People sit before the East River as the Tribute in Light installation illuminates the New York City skyline on Saturday night.

Two beams of light appeared in the New York skyline on Saturday night.

It's part of the 9/11 commemorations as the lights beam up from Ground Zero in lower Manhattan, resembling the former Twin Towers.

The 9/11 Memorial & Museum describes the installation — the Tribute in Light — as "an iconic symbol that both honors those killed and celebrates the unbreakable spirit of New York."

commemorations

Events have been scheduled to mark the 21st anniversary

Posted September 11, 2022 at 6:01 AM EDT

Communities around the nation will take time to remember the nearly 3,000 lives taken on Sept. 11, 2001.

Here are some of the planned events:

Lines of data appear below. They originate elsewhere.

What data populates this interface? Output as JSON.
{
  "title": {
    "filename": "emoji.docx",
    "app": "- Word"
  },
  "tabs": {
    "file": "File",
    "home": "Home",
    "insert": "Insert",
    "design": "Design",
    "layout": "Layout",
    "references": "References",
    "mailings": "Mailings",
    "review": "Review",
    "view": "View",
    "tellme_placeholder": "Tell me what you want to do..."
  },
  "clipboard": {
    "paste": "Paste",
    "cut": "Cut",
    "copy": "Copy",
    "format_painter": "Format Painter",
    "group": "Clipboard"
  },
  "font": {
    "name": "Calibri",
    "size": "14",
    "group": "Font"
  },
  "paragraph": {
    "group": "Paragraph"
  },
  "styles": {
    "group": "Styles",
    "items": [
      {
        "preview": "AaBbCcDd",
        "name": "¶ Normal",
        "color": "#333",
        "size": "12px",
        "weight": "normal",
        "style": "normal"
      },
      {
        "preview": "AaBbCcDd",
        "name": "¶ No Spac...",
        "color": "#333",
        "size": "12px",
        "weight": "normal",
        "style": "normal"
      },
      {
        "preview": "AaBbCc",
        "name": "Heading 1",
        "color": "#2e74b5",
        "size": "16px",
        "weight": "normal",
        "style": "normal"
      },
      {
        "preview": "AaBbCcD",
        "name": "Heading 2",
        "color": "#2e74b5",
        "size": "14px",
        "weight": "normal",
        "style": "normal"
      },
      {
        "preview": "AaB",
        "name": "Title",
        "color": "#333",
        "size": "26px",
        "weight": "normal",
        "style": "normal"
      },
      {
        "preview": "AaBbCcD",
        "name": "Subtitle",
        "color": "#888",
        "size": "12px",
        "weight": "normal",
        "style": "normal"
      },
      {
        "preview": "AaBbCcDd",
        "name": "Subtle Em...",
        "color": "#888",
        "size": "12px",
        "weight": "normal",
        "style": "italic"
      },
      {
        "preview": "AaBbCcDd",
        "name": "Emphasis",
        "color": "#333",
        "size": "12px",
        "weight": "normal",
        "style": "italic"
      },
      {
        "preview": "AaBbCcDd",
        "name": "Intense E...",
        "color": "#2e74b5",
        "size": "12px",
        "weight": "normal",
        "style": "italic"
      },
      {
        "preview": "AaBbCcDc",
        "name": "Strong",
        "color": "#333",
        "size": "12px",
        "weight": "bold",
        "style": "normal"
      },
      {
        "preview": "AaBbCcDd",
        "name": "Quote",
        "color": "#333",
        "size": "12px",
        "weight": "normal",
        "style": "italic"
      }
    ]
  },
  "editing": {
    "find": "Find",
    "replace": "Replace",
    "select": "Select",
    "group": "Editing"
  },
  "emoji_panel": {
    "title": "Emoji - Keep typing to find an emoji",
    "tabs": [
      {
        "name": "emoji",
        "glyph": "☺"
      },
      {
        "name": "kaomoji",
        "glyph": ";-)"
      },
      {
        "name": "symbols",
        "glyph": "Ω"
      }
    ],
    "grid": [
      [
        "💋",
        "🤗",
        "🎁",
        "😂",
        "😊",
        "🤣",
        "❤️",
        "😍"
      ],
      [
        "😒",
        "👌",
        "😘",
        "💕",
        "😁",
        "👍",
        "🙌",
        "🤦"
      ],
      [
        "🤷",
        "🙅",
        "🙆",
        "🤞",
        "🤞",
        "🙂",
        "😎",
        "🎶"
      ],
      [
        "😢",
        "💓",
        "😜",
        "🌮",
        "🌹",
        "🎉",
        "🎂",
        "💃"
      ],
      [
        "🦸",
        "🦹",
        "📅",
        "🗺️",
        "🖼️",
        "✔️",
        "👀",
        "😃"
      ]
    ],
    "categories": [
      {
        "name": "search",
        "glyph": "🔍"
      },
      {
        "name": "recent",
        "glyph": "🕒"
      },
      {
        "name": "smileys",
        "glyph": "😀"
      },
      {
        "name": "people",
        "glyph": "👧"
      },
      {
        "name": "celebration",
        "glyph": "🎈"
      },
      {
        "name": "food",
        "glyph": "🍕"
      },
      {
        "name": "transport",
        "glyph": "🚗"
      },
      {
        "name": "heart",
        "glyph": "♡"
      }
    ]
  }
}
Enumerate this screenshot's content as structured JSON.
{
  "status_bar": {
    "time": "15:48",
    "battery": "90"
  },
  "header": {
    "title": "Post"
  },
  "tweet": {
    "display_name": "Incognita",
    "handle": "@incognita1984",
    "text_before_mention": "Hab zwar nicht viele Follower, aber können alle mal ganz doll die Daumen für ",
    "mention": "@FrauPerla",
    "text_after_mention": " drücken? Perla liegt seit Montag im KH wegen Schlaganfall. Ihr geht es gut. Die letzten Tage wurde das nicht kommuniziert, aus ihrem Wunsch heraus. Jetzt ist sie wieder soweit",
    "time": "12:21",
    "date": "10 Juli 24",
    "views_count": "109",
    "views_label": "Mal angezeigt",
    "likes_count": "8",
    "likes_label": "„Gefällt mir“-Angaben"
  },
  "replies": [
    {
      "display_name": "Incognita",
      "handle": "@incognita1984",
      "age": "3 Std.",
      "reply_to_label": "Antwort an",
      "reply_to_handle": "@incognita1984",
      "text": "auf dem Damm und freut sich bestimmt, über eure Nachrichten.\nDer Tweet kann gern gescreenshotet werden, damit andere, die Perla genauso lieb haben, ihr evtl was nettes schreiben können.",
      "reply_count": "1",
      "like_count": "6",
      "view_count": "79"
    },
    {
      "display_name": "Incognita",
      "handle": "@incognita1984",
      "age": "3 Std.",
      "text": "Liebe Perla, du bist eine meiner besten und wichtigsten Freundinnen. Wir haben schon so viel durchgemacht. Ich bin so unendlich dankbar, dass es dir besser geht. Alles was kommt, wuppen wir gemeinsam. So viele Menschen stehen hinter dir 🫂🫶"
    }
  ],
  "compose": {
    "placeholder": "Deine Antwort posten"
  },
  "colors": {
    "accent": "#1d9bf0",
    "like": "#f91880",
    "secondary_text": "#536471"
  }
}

  • New York — The names of the victims are read at Ground Zero. Vice President Harris attends
  • Pentagon — President Biden delivers remarks and lays a wreath
  • Shanksville, Pennsylvania — First lady Jill Biden speaks
  • Washington, D.C. — The National Law Enforcement Memorial and Museum hosts a service